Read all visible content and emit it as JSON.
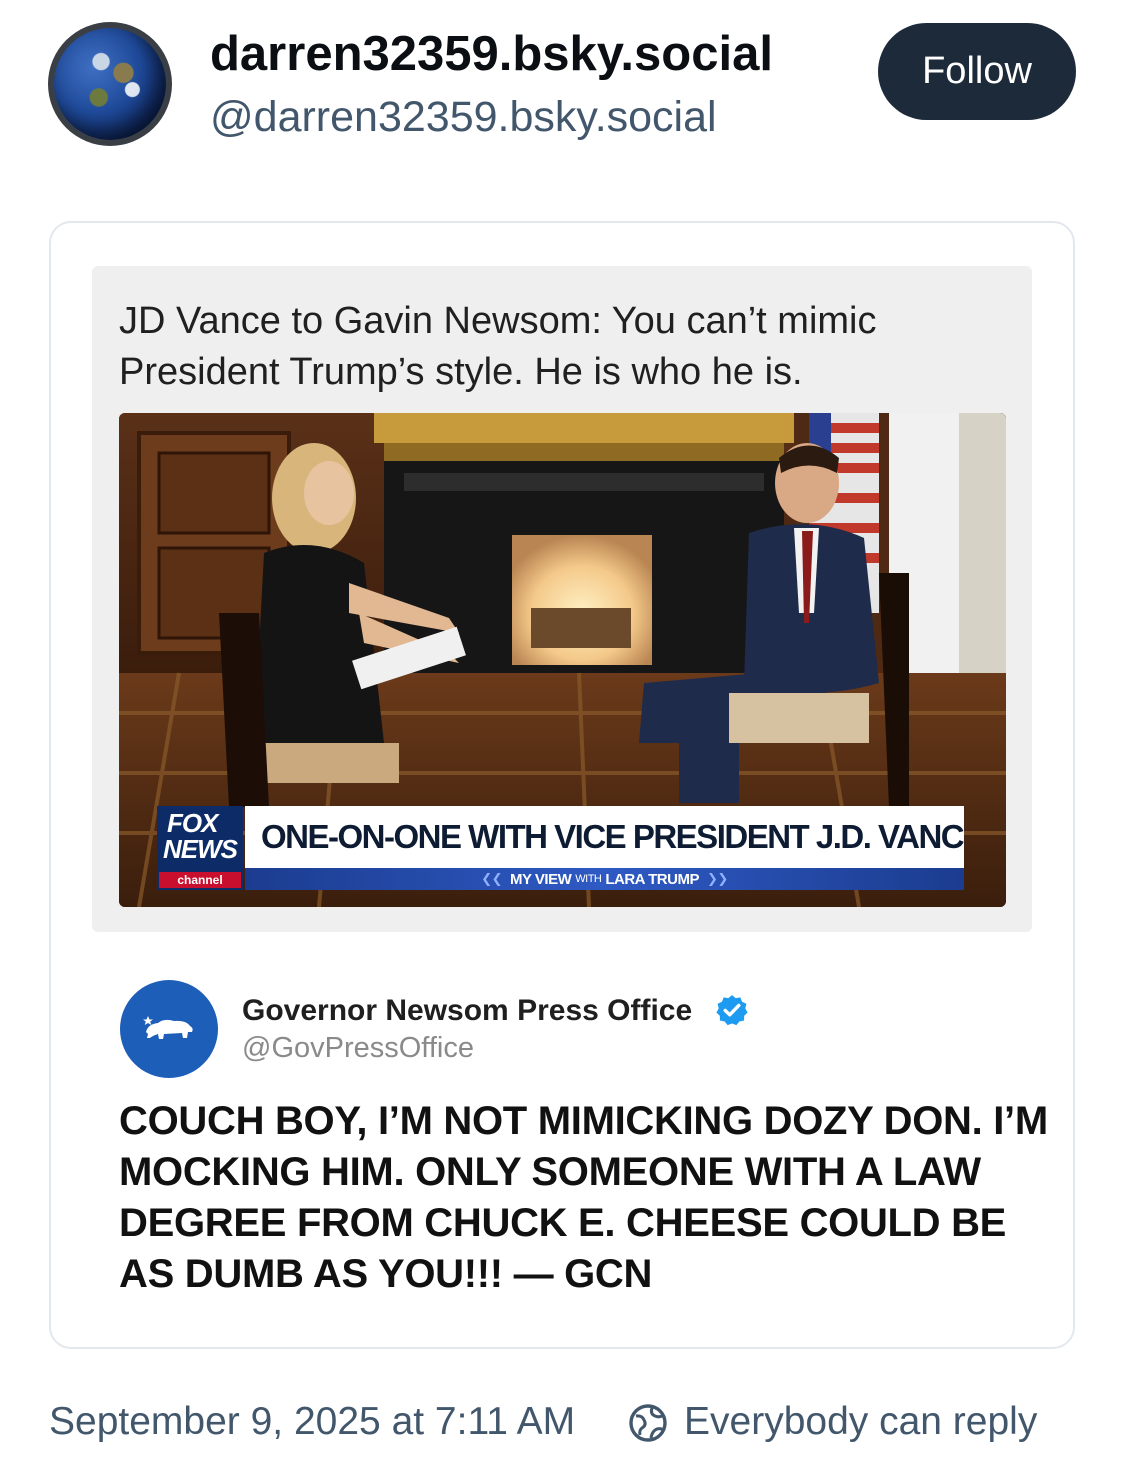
{
  "author": {
    "display_name": "darren32359.bsky.social",
    "handle": "@darren32359.bsky.social",
    "follow_label": "Follow"
  },
  "embed": {
    "headline": "JD Vance to Gavin Newsom: You can’t mimic President Trump’s style. He is who he is.",
    "video_still": {
      "network_logo": {
        "line1": "FOX",
        "line2": "NEWS",
        "line3": "channel"
      },
      "chyron_main": "ONE-ON-ONE WITH VICE PRESIDENT J.D. VANCE",
      "chyron_show": "MY VIEW",
      "chyron_with": "WITH",
      "chyron_host": "LARA TRUMP"
    },
    "quoted_tweet": {
      "name": "Governor Newsom Press Office",
      "handle": "@GovPressOffice",
      "verified": true,
      "text": "COUCH BOY, I’M NOT MIMICKING DOZY DON. I’M MOCKING HIM. ONLY SOMEONE WITH A LAW DEGREE FROM CHUCK E. CHEESE COULD BE AS DUMB AS YOU!!! — GCN"
    }
  },
  "footer": {
    "timestamp": "September 9, 2025 at 7:11 AM",
    "reply_setting": "Everybody can reply"
  },
  "colors": {
    "follow_button_bg": "#1c2a3a",
    "secondary_text": "#42576c",
    "verified_badge": "#1d9bf0",
    "card_border": "#e3e8ee"
  },
  "icons": {
    "avatar": "earth-globe",
    "verified": "verified-check-icon",
    "reply": "globe-reply-icon"
  }
}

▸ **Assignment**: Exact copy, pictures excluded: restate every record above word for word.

▸ **Completed exercise**:
Read all visible content and emit it as JSON.
{
  "author": {
    "display_name": "darren32359.bsky.social",
    "handle": "@darren32359.bsky.social",
    "follow_label": "Follow"
  },
  "embed": {
    "headline": "JD Vance to Gavin Newsom: You can’t mimic President Trump’s style. He is who he is.",
    "video_still": {
      "network_logo": {
        "line1": "FOX",
        "line2": "NEWS",
        "line3": "channel"
      },
      "chyron_main": "ONE-ON-ONE WITH VICE PRESIDENT J.D. VANCE",
      "chyron_show": "MY VIEW",
      "chyron_with": "WITH",
      "chyron_host": "LARA TRUMP"
    },
    "quoted_tweet": {
      "name": "Governor Newsom Press Office",
      "handle": "@GovPressOffice",
      "verified": true,
      "text": "COUCH BOY, I’M NOT MIMICKING DOZY DON. I’M MOCKING HIM. ONLY SOMEONE WITH A LAW DEGREE FROM CHUCK E. CHEESE COULD BE AS DUMB AS YOU!!! — GCN"
    }
  },
  "footer": {
    "timestamp": "September 9, 2025 at 7:11 AM",
    "reply_setting": "Everybody can reply"
  },
  "colors": {
    "follow_button_bg": "#1c2a3a",
    "secondary_text": "#42576c",
    "verified_badge": "#1d9bf0",
    "card_border": "#e3e8ee"
  },
  "icons": {
    "avatar": "earth-globe",
    "verified": "verified-check-icon",
    "reply": "globe-reply-icon"
  }
}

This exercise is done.